TASK DIRECTIONS »
Every record below must come back exactly as given.

AVAILABLE RECORDS »

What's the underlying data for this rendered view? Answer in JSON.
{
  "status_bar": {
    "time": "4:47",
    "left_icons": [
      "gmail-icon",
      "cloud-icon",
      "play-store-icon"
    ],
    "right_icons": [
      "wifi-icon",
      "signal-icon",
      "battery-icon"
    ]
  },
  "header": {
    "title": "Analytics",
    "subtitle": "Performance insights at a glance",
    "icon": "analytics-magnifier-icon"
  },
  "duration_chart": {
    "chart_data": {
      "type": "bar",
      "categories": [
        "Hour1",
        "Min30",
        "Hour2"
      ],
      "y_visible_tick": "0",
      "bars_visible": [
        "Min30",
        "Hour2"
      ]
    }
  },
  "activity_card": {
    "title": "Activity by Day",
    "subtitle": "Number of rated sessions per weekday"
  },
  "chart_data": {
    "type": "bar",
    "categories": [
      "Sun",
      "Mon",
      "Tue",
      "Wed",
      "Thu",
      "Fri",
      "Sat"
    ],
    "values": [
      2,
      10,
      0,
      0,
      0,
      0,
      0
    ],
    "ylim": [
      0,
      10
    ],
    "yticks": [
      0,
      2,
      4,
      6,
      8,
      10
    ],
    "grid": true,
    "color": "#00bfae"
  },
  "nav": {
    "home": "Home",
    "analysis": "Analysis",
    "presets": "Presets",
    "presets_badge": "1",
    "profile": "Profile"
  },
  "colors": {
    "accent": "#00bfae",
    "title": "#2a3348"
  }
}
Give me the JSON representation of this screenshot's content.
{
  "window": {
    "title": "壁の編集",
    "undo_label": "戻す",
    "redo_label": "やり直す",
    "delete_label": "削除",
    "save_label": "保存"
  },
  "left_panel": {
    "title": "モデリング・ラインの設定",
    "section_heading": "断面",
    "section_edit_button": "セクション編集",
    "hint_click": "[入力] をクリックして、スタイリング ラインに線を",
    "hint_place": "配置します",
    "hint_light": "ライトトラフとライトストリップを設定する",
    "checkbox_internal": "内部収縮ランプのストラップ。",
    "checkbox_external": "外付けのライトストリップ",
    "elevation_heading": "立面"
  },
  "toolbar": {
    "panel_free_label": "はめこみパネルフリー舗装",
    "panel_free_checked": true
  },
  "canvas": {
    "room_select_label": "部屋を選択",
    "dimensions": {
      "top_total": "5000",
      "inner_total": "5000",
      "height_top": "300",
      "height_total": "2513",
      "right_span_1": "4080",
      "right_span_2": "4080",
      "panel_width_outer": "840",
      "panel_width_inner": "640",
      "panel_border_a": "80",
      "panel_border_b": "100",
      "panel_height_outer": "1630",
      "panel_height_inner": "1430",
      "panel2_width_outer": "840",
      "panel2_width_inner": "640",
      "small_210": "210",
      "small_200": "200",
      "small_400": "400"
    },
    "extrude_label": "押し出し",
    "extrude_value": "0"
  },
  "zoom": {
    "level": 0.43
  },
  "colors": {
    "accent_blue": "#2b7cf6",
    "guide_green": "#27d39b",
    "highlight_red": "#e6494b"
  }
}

EXERCISE ANSWER »
What's the underlying data for this rendered view? Answer in JSON.
{
  "status_bar": {
    "time": "4:47",
    "left_icons": [
      "gmail-icon",
      "cloud-icon",
      "play-store-icon"
    ],
    "right_icons": [
      "wifi-icon",
      "signal-icon",
      "battery-icon"
    ]
  },
  "header": {
    "title": "Analytics",
    "subtitle": "Performance insights at a glance",
    "icon": "analytics-magnifier-icon"
  },
  "duration_chart": {
    "chart_data": {
      "type": "bar",
      "categories": [
        "Hour1",
        "Min30",
        "Hour2"
      ],
      "y_visible_tick": "0",
      "bars_visible": [
        "Min30",
        "Hour2"
      ]
    }
  },
  "activity_card": {
    "title": "Activity by Day",
    "subtitle": "Number of rated sessions per weekday"
  },
  "chart_data": {
    "type": "bar",
    "categories": [
      "Sun",
      "Mon",
      "Tue",
      "Wed",
      "Thu",
      "Fri",
      "Sat"
    ],
    "values": [
      2,
      10,
      0,
      0,
      0,
      0,
      0
    ],
    "ylim": [
      0,
      10
    ],
    "yticks": [
      0,
      2,
      4,
      6,
      8,
      10
    ],
    "grid": true,
    "color": "#00bfae"
  },
  "nav": {
    "home": "Home",
    "analysis": "Analysis",
    "presets": "Presets",
    "presets_badge": "1",
    "profile": "Profile"
  },
  "colors": {
    "accent": "#00bfae",
    "title": "#2a3348"
  }
}
Give me the JSON representation of this screenshot's content.
{
  "window": {
    "title": "壁の編集",
    "undo_label": "戻す",
    "redo_label": "やり直す",
    "delete_label": "削除",
    "save_label": "保存"
  },
  "left_panel": {
    "title": "モデリング・ラインの設定",
    "section_heading": "断面",
    "section_edit_button": "セクション編集",
    "hint_click": "[入力] をクリックして、スタイリング ラインに線を",
    "hint_place": "配置します",
    "hint_light": "ライトトラフとライトストリップを設定する",
    "checkbox_internal": "内部収縮ランプのストラップ。",
    "checkbox_external": "外付けのライトストリップ",
    "elevation_heading": "立面"
  },
  "toolbar": {
    "panel_free_label": "はめこみパネルフリー舗装",
    "panel_free_checked": true
  },
  "canvas": {
    "room_select_label": "部屋を選択",
    "dimensions": {
      "top_total": "5000",
      "inner_total": "5000",
      "height_top": "300",
      "height_total": "2513",
      "right_span_1": "4080",
      "right_span_2": "4080",
      "panel_width_outer": "840",
      "panel_width_inner": "640",
      "panel_border_a": "80",
      "panel_border_b": "100",
      "panel_height_outer": "1630",
      "panel_height_inner": "1430",
      "panel2_width_outer": "840",
      "panel2_width_inner": "640",
      "small_210": "210",
      "small_200": "200",
      "small_400": "400"
    },
    "extrude_label": "押し出し",
    "extrude_value": "0"
  },
  "zoom": {
    "level": 0.43
  },
  "colors": {
    "accent_blue": "#2b7cf6",
    "guide_green": "#27d39b",
    "highlight_red": "#e6494b"
  }
}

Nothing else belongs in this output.